Ethics Center Wants All Photographers to Publish an Ethics Statement
The Photography Ethics Center is asking all photographers to commit to publishing a statement of ethics on their websites. By doing so, the hope is that all photographers will think more proactively about the ethics of their work.
In a new campaign published to its website, the Belfast-based Photography Ethics Center is encouraging photographers, editors, curators, organizations, and other professionals in the photography industry to write and publish a Statement of Ethics to provide a crucial foundation on which photographers can ground their work.
The social enterprise, which says it works globally, is asking photographers to reflect on their practice, identify their own ethical approach, and share it.
What is a Statement of Ethics?
“A Statement of Ethics is a declaration of a photographer’s ethical principles and a description of how they enact those principles in their photography practice,” the Ethics Center says.
“By publishing a Statement of Ethics to their websites, photo professionals can encourage transparency, foster accountability, and enhance ethical awareness across the industry. It will also be the final component in the Photography Ethics Centre’s newly released certification program, which shows an individual has actively engaged with ethics education.”
Savannah Dodd, the founder of the Photography Ethics Center, says that photographers make ethical decisions every time they take a photograph, whether or not they are aware of it.
“Ethics shapes our decisions around what we photograph, how we photograph it, how we edit that photograph, where we publish a photograph, and how we caption it,” she says.
“For photography businesses, ethics also shapes what kind of work they do and what clients they take on. By taking time to consider and articulate our own ethical stance, we can cultivate awareness about the ethical dimensions to the decisions we make, and we can make those decisions more deliberately and with greater care.”
Ethics Are Good For Business
Dodd argues that beyond altruism, there are additional reasons why ethics are important to photographers of all genres. She argues that there are risks for not thinking proactively about ethics, and benefits if photographers do. She cites the following figures:
“72% of individuals said a company’s purpose or mission is important to earn their support (good.must.grow. 2021), 28% of consumers have stopped buying certain brands due to ethical or environmental concerns (Deloitte 2021), and a third of consumers choose companies based on their social and environmental impact (Unilever 2017).”
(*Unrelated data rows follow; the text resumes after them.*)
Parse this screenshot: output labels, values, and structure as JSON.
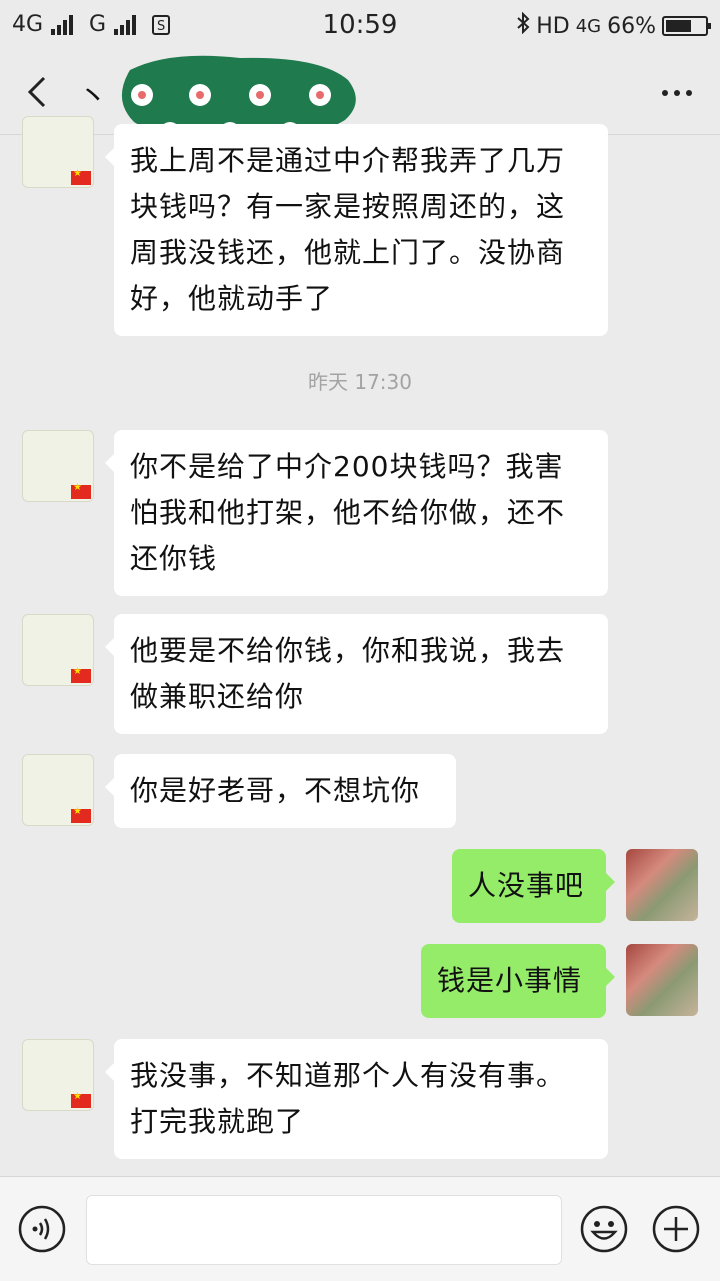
{
  "status_bar": {
    "network1": "4G",
    "network2": "G",
    "time": "10:59",
    "hd": "HD",
    "network3": "4G",
    "battery": "66%",
    "battery_level": 0.66
  },
  "header": {
    "title": "丶",
    "more_icon": "more-icon"
  },
  "messages": [
    {
      "side": "in",
      "text": "我上周不是通过中介帮我弄了几万块钱吗？有一家是按照周还的，这周我没钱还，他就上门了。没协商好，他就动手了"
    },
    {
      "timestamp": "昨天 17:30"
    },
    {
      "side": "in",
      "text": "你不是给了中介200块钱吗？我害怕我和他打架，他不给你做，还不还你钱"
    },
    {
      "side": "in",
      "text": "他要是不给你钱，你和我说，我去做兼职还给你"
    },
    {
      "side": "in",
      "text": "你是好老哥，不想坑你"
    },
    {
      "side": "out",
      "text": "人没事吧"
    },
    {
      "side": "out",
      "text": "钱是小事情"
    },
    {
      "side": "in",
      "text": "我没事，不知道那个人有没有事。打完我就跑了"
    }
  ],
  "input_bar": {
    "placeholder": "",
    "value": ""
  },
  "colors": {
    "background": "#ebebeb",
    "incoming_bubble": "#ffffff",
    "outgoing_bubble": "#95ec69",
    "mask": "#1f7a4d"
  }
}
“Photographers who do not consider ethics are at risk of unknowingly breaching national or international laws and ethical norms about privacy, confidentiality, copyright, consent, and child protection, among others,” Dodd continues. “These breaches can be costly in terms of time, money, and reputation.”
Dodd says that, unfortunately, photographers often only have a conversation about ethics when something goes wrong, but many of the negative stories in the photography industry could have been prevented if photographers had proactively embedded ethics into their workflow.
“Of course, ethics for a wedding photographer will look a little different than ethics for a documentary photographer, but we can all embed ethics into our photographic practice,” she says.
The Photography Ethics Center has launched a webpage that explains the purpose of the pledge, including details on what a statement of ethics is and recommendations for writing one.
“We cast the net of ethics very broadly. Ethics isn’t just about the things that are happening when you are behind the lens. Ethics, of course, includes things like consent and representation, but also environmental sustainability, personal safety, and respect for colleagues,” Dodd says.
“We do not offer ethical guidelines or rules. Instead, we approach ethics as subjective, contextual, and fluid. This means that ethics are different for different people because ethics are influenced by our life experiences and our moral frameworks, that ethical decisions are shaped by the contexts we are working in, and that ethics change as we grow and learn as people, as we work across different photographic genres.”